  2. Unpredictability Reduction And Safeguarded Supplies

    Reducing the number of raw materials utilized is a key component of moving toward a circular economy model. Instead, businesses would utilize more recycled or even reusable or easily transformed inputs with a bigger share of labor expenses, reducing their reliance on the price unpredictability of the raw material. This would also shield businesses from geopolitical crises and defend their supply lines, which are increasingly likely to be destroyed or damaged as a result of climate change events. This way, the circular economy model would make firms more robust, or more resistant to and prepared to deal with unexpected changes.

  3. The Demand For New Services

    According to a report by Ellen McArthur's Foundation , a circular economy model has the potential to generate demand for new services and job opportunities such as:

    • Collection and reverse logistics companies that promote the reintroduction of end-of-life items into the system;
    • Product marketers and sales platforms that enable products to last longer or be used more efficiently;
    • Specialized knowledge in parts and component remanufacturing and product refurbishing.
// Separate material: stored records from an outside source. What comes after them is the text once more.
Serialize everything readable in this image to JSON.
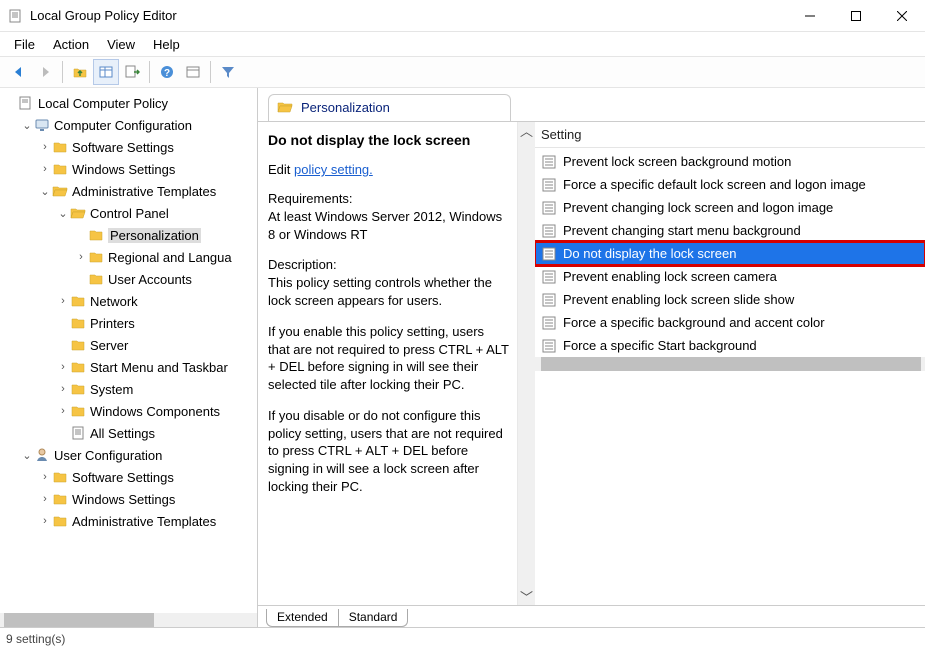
{
  "window": {
    "title": "Local Group Policy Editor"
  },
  "menubar": {
    "items": [
      "File",
      "Action",
      "View",
      "Help"
    ]
  },
  "tree": {
    "root": "Local Computer Policy",
    "nodes": [
      {
        "label": "Computer Configuration",
        "level": 1,
        "expanded": true,
        "icon": "computer"
      },
      {
        "label": "Software Settings",
        "level": 2,
        "expanded": false,
        "icon": "folder",
        "hasChildren": true
      },
      {
        "label": "Windows Settings",
        "level": 2,
        "expanded": false,
        "icon": "folder",
        "hasChildren": true
      },
      {
        "label": "Administrative Templates",
        "level": 2,
        "expanded": true,
        "icon": "folder-open",
        "hasChildren": true
      },
      {
        "label": "Control Panel",
        "level": 3,
        "expanded": true,
        "icon": "folder-open",
        "hasChildren": true
      },
      {
        "label": "Personalization",
        "level": 4,
        "expanded": false,
        "icon": "folder",
        "hasChildren": false,
        "selected": true
      },
      {
        "label": "Regional and Langua",
        "level": 4,
        "expanded": false,
        "icon": "folder",
        "hasChildren": true
      },
      {
        "label": "User Accounts",
        "level": 4,
        "expanded": false,
        "icon": "folder",
        "hasChildren": false
      },
      {
        "label": "Network",
        "level": 3,
        "expanded": false,
        "icon": "folder",
        "hasChildren": true
      },
      {
        "label": "Printers",
        "level": 3,
        "expanded": false,
        "icon": "folder",
        "hasChildren": false
      },
      {
        "label": "Server",
        "level": 3,
        "expanded": false,
        "icon": "folder",
        "hasChildren": false
      },
      {
        "label": "Start Menu and Taskbar",
        "level": 3,
        "expanded": false,
        "icon": "folder",
        "hasChildren": true
      },
      {
        "label": "System",
        "level": 3,
        "expanded": false,
        "icon": "folder",
        "hasChildren": true
      },
      {
        "label": "Windows Components",
        "level": 3,
        "expanded": false,
        "icon": "folder",
        "hasChildren": true
      },
      {
        "label": "All Settings",
        "level": 3,
        "expanded": false,
        "icon": "sheet",
        "hasChildren": false
      },
      {
        "label": "User Configuration",
        "level": 1,
        "expanded": true,
        "icon": "user"
      },
      {
        "label": "Software Settings",
        "level": 2,
        "expanded": false,
        "icon": "folder",
        "hasChildren": true
      },
      {
        "label": "Windows Settings",
        "level": 2,
        "expanded": false,
        "icon": "folder",
        "hasChildren": true
      },
      {
        "label": "Administrative Templates",
        "level": 2,
        "expanded": false,
        "icon": "folder",
        "hasChildren": true
      }
    ]
  },
  "header": {
    "title": "Personalization"
  },
  "detail": {
    "heading": "Do not display the lock screen",
    "edit_prefix": "Edit ",
    "edit_link": "policy setting.",
    "req_label": "Requirements:",
    "req_text": "At least Windows Server 2012, Windows 8 or Windows RT",
    "desc_label": "Description:",
    "desc_p1": "This policy setting controls whether the lock screen appears for users.",
    "desc_p2": "If you enable this policy setting, users that are not required to press CTRL + ALT + DEL before signing in will see their selected tile after locking their PC.",
    "desc_p3": "If you disable or do not configure this policy setting, users that are not required to press CTRL + ALT + DEL before signing in will see a lock screen after locking their PC."
  },
  "list": {
    "col_header": "Setting",
    "items": [
      {
        "label": "Prevent lock screen background motion",
        "selected": false
      },
      {
        "label": "Force a specific default lock screen and logon image",
        "selected": false
      },
      {
        "label": "Prevent changing lock screen and logon image",
        "selected": false
      },
      {
        "label": "Prevent changing start menu background",
        "selected": false
      },
      {
        "label": "Do not display the lock screen",
        "selected": true
      },
      {
        "label": "Prevent enabling lock screen camera",
        "selected": false
      },
      {
        "label": "Prevent enabling lock screen slide show",
        "selected": false
      },
      {
        "label": "Force a specific background and accent color",
        "selected": false
      },
      {
        "label": "Force a specific Start background",
        "selected": false
      }
    ]
  },
  "bottom_tabs": {
    "extended": "Extended",
    "standard": "Standard"
  },
  "statusbar": {
    "text": "9 setting(s)"
  }
}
    These new services can be identified by senior management decision-makers or by employees in a well-developed green at all levels and departments.

  4. Getting To Know Clients Better

    The circular economy concept appears to encourage business models in which clients rent or lease products during different periods of time, depending on the type of product. Businesses will be able to learn more about their customers' use habits and behaviors when they connect with them more frequently. Communication and understanding the clients' preferences and demands are more important than ever in a market where providers are responsible for the product supplied for a longer period. Eventually, this new relationship may boost consumer satisfaction and loyalty, as well as help to create better goods and services for clients.


The global economy is on the verge of collapsing. Closing the circular gap would be a critical first step in combating climate change and following this approach would require a shift in how society uses natural resources. Moving towards a more circular economy could deliver benefits including reduced pressure on the environment, enhanced raw materials supply security, increased competitiveness, stimulating innovation, boosting economic growth, and job creation. Consumers will also be given more durable and innovative items, which will improve their quality of life while also saving them money in the long run.